New South Wales Premier Mike Baird quits politics
Mike Baird, the leader of Australia's most populous state, New South Wales, has announced he is quitting politics.
At a tearful news conference, the premier said he would stand down after 10 years in public life.
"I said many times I didn't want to become a career politician," he said on Thursday. "Today, I am making good on that pledge."
Mr Baird was one of Australia's most popular politicians, but recent polls showed a drop in his approval rating.
He said his resignation would take effect immediately after a party meeting next week to elect a new leader.
Treasurer Gladys Berejiklian is considered his most likely successor.
"I think everyone's in shock," NSW Deputy Premier John Barilaro said. "Today's announcement, of course, truly shows the measure of the man and that he's putting family first."
Mr Baird, who became premier in April 2014, said it had been a "tremendous honour" to lead the state.
But he said the job had come at a "strong personal cost", especially in recent months.
"My father and my mother and my sister are going through a very serious health challenge and, to be honest, at times I have been in pain not being able to spend the time [with them] that I should," he said.
"This will change today."
He said his father, who had undergone open-heart surgery, was now the primary carer for his mother, who has muscular dystrophy. His sister was enduring cancer.
"I have decided that this is the perfect time for me to hand the reins over to a new premier," he said.
Eventful time in power
After taking over from predecessor Barry O'Farrell, who resigned after failing to declare a gift of wine, Mr Baird enjoyed a long period of public support.
A strong public speaker who used social media to his advantage, Mr Baird embarked on a series of ambitious investments in the state's infrastructure.

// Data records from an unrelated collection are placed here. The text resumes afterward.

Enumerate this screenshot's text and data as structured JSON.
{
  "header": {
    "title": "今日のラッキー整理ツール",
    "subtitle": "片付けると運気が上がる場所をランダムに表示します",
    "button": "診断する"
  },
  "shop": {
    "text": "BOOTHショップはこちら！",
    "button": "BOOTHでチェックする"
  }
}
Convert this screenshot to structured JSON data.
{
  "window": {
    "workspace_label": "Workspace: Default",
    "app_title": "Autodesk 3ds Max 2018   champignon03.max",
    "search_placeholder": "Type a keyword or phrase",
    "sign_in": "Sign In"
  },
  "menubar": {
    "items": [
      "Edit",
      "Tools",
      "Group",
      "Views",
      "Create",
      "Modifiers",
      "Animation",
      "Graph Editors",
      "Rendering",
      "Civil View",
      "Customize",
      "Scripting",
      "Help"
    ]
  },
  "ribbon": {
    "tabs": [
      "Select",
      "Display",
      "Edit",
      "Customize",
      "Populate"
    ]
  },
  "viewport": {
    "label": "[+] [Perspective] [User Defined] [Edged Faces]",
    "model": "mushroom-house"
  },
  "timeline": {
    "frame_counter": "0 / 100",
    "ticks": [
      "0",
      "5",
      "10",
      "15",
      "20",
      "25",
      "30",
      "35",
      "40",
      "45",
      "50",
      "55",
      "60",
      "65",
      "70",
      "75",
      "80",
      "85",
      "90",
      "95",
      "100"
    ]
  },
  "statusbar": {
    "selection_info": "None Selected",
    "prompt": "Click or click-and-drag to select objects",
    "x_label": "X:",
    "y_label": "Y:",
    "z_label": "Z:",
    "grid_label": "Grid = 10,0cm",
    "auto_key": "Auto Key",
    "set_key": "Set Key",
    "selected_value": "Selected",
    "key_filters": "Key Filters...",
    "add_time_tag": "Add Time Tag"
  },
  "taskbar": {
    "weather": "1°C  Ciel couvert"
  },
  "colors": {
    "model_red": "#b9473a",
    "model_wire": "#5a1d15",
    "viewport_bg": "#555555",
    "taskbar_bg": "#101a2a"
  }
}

But his soaring approval rating - as high as 61% in December 2015 - plunged in the second half of 2016 following controversial policy decisions.
He was criticised for advocating for strict lockout laws in Sydney, which mean nightspots cannot let in new patrons after 01:30. Critics say the laws have severely affected the city's vibrancy and economy.
Prime Minister Malcolm Turnbull thanked Mr Baird for his time in office, saying he "played a great innings".
"You've restored the state's finances and you are building the infrastructure that sets New South Wales up for the 21st Century economy," he said.